For this project you need an old Compact Fluorescent Lamp. Most faulty CFL’s are due to a dry-joint or dry electrolytic and the tube is perfect for re-cycling. Only use a 5 watt Compact Fluorescent tube as each wattage tube puts a different load on the circuit and higher- wattage tube puts less load on the circuit and all the magnetic flux is not converted to energy. This saturates the core and overloads the transistor. A high-wattage lamp will not be very bright and the transistor will get very hot. You can also use an 18 watt (or 20 watt) 2-foot normal fluorescent tube. You are only delivering 4 watts but it will be quite bright and will give much more light than a CFL. The secret to getting the tubes to “strike” is the high voltage produced by the transformer. The circuit is a “fly-back” design where the transistor is turned off during part of the cycle and the magnetic flux in the core of the transformer collapses and produces a very high voltage. This high voltage passes through the gas in the tube and ionizes the gas molecules to create ultra-violet light. The phosphorescent coating on the inside of the tube converts the ultra-violet light to visible light. Normally, small heaters at the end of the tube heat the gas and this creates “emissions” so a fairly low voltage (about 400v) will “strike the tube.” We are not supplying energy to the heaters and we need over 1,000 volts to strike the tube - that’s why we have 500 turns on the secondary. Because the voltage is very high, we cannot wind the secondary as “jumble-wound.” You can wind it in layers with insulation between the layers but a simpler way is called PANCAKE winding.

the layers but a simpler way is called PANCAKE winding. 5 watt CFL Driver circuit This

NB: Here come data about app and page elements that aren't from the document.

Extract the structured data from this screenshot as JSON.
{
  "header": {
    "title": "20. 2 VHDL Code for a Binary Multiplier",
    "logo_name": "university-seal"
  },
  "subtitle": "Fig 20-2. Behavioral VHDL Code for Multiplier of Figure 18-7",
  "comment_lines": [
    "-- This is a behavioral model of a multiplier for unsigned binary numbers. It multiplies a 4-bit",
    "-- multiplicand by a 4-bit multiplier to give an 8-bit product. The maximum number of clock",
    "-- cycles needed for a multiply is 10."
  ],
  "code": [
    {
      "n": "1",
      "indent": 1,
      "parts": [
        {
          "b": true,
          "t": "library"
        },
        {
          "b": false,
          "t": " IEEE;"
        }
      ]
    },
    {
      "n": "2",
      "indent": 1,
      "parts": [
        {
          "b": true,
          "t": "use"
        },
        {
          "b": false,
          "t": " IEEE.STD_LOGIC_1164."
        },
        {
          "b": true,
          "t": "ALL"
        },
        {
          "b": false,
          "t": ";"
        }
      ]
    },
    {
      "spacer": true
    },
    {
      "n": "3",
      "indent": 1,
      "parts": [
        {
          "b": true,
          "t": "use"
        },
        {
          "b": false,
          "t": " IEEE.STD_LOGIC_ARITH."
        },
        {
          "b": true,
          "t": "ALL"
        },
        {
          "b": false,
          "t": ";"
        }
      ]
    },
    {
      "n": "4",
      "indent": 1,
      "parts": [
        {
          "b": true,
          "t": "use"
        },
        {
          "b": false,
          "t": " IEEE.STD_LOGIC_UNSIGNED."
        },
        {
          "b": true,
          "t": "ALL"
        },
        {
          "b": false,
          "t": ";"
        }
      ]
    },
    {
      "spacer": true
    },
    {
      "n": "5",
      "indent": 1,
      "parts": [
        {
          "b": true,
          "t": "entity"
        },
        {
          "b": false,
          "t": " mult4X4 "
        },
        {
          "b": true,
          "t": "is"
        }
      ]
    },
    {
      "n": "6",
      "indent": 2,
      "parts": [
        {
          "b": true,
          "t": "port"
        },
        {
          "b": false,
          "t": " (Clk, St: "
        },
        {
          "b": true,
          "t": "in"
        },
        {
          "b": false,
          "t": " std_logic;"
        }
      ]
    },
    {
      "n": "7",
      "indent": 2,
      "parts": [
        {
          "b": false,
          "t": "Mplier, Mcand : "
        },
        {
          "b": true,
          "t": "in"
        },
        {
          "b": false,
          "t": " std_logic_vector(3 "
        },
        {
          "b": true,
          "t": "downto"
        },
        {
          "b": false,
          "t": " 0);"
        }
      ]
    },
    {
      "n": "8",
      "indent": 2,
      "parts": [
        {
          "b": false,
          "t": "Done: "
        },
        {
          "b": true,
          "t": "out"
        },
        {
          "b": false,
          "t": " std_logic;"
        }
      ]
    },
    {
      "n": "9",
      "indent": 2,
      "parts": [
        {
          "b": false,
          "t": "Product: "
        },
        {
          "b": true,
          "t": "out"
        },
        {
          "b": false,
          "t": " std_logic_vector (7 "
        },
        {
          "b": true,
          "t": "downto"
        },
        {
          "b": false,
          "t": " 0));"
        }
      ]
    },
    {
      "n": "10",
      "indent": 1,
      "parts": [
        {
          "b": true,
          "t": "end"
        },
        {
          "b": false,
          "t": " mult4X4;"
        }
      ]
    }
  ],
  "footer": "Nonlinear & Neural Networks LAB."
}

5 watt CFL Driver circuit

This consists of winding about 10 turns on top of each other before advancing along the rod. The rod can be

round or flat, from an old AM radio. It is called a ferrite rod. See photo for size. The 500 turns have to be added before reaching the end and this means 100 turns has to take up 1/5 th of the distance. This reduces the voltage between the turns as the enamel will only withstand 100 volts. Before you start winding, use at least 3 layers of “sticky- tape” to prevent the high voltage shorting to the rod. The size of the wire is not important and anything 0.25mm or thinner will be suitable. After winding the secondary, the primary is 50 turns and the feedback is 10 turns. The primary can be 0.5mm wire and the feedback

0.25mm.

Connect the transistor, components and tube and turn the circuit ON very briefly. If the tube does not illuminate immediately, reverse the wires to the feedback winding. The transistor must be 2N 3055 (or the plastic version, TIP 3055). It will get warm when illuminating the lamp and needs to be heatsinked. The lamp must not be removed as the circuit will overload and damage the transistor. The circuit takes 250mA when driving a 5 watt CFL (or 18 watt fluorescent tube) on 12v supply. The 1k base resistor can be reduced to 820R and the brightness will increase slightly but the current will increase to 500mA. The circuit is more-efficient on 6v. The 1k base resistor is reduced to 220R and the transistor remains cool.

is reduced to 220R and the transistor remains cool. More details on this circuit can be

More details on this circuit can be found on the website:

http://www.electronicsmaker.info